19. A vehicle which includes the features of claim 18 above and which further includes a collector for spent alkali hydroxides, means to transfer the spent alkali hydroxides from the motor generator to said collector, and means to remove said spent alkali hydroxides from the collector on the vehicle to regenerating means separate from said vehicle.
20. A vehicle which includes the features of claim 19 above, wherein said motor generator is of the variable reluctance type wherein a magnetic element ajoins a movable permeable piston element, means to convert the resulting magnetic energy into electrical energy, and means to deliver said electrical energy to said storage battery.
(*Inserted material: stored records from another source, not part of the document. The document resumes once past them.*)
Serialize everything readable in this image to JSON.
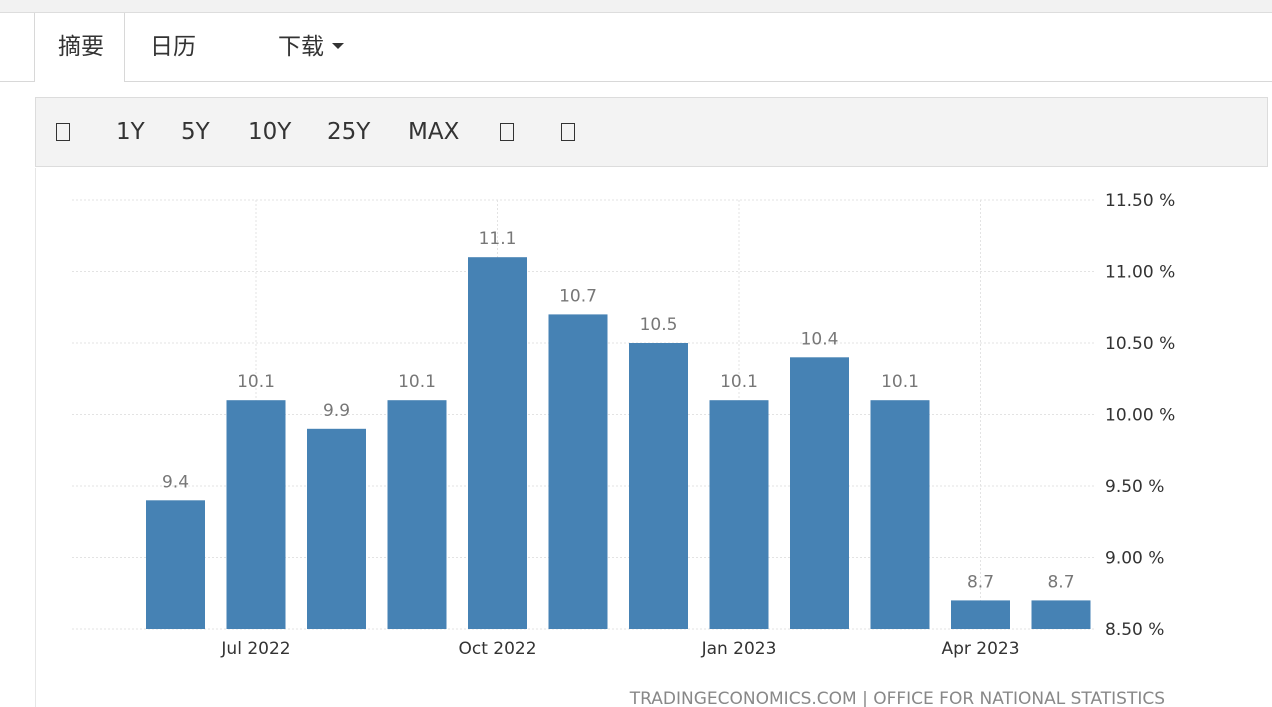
{
  "tabs": [
    {
      "label": "摘要",
      "active": true
    },
    {
      "label": "日历",
      "active": false
    },
    {
      "label": "下载",
      "active": false
    }
  ],
  "toolbar": {
    "buttons": [
      {
        "label": "",
        "icon": "calendar-icon"
      },
      {
        "label": "1Y"
      },
      {
        "label": "5Y"
      },
      {
        "label": "10Y"
      },
      {
        "label": "25Y"
      },
      {
        "label": "MAX"
      },
      {
        "label": "",
        "icon": "chart-type-icon"
      },
      {
        "label": "",
        "icon": "settings-icon"
      }
    ]
  },
  "chart_data": {
    "type": "bar",
    "title": "",
    "xlabel": "",
    "ylabel": "",
    "categories": [
      "2022-06",
      "2022-07",
      "2022-08",
      "2022-09",
      "2022-10",
      "2022-11",
      "2022-12",
      "2023-01",
      "2023-02",
      "2023-03",
      "2023-04",
      "2023-05"
    ],
    "values": [
      9.4,
      10.1,
      9.9,
      10.1,
      11.1,
      10.7,
      10.5,
      10.1,
      10.4,
      10.1,
      8.7,
      8.7
    ],
    "data_labels": [
      "9.4",
      "10.1",
      "9.9",
      "10.1",
      "11.1",
      "10.7",
      "10.5",
      "10.1",
      "10.4",
      "10.1",
      "8.7",
      "8.7"
    ],
    "x_tick_labels": [
      {
        "label": "Jul 2022",
        "at": "2022-07"
      },
      {
        "label": "Oct 2022",
        "at": "2022-10"
      },
      {
        "label": "Jan 2023",
        "at": "2023-01"
      },
      {
        "label": "Apr 2023",
        "at": "2023-04"
      }
    ],
    "y_ticks": [
      8.5,
      9.0,
      9.5,
      10.0,
      10.5,
      11.0,
      11.5
    ],
    "y_tick_labels": [
      "8.50 %",
      "9.00 %",
      "9.50 %",
      "10.00 %",
      "10.50 %",
      "11.00 %",
      "11.50 %"
    ],
    "ylim": [
      8.5,
      11.5
    ],
    "y_axis_side": "right",
    "grid": true,
    "bar_color": "#4682b4",
    "source": "TRADINGECONOMICS.COM | OFFICE FOR NATIONAL STATISTICS"
  }
}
21. A vehicle which includes the features of claim 20 above, wherein a pair of piston elements are reciprocable within an elongated cylinder, said magnet element adjoining said cylinder, a combustion chamber intermediate the reciprocating piston elements, an air cushion chamber between the end of each cylinder and the reciprocating element, and a plurality of air gaps in the reciprocating piston elements to obtain a plurality of magnetic field reversals for each stroke of the reciprocating piston elements.
22. A vehicle which includes the features of claim 21 above, which further includes a direct current coil associated with said magnet element to form an electromagnetic assembly, a power source for said direct current coil, an armature coil associated with said magnet element to convert magnetic energy into electrical energy, and means to convey the electric current from said armature coil to said storage battery.
23. A vehicle and recycleable sodium-potassium liquid fuel system, including a vehicle having a power plant, a sodium-potassium reservoir, a water reservoir and compressed air means, a spent sodium-potassium hydroxide collector on said vehicle, means to convey the water and sodium-potassium from the reservoirs to the power plant, means to convey compressed air to said power plant, and means to transfer the spent sodium-potassium hydroxide formed from the reaction of the power plant to said collector,
a service facility remote from the vehicle, including a regenerator to convert spent sodium-potassium hydroxide to sodium-potassium fuel, an energy source to operate said regenerator,
connectible removing means between the service facility and the vehicle so that the spent sodiumpotassium hydroxide may be received for treatment in the regenerator, and
connectible return means between the service facility and the vehicle so that regenerated sodiumpotassium fuel may be returned to the vehicle.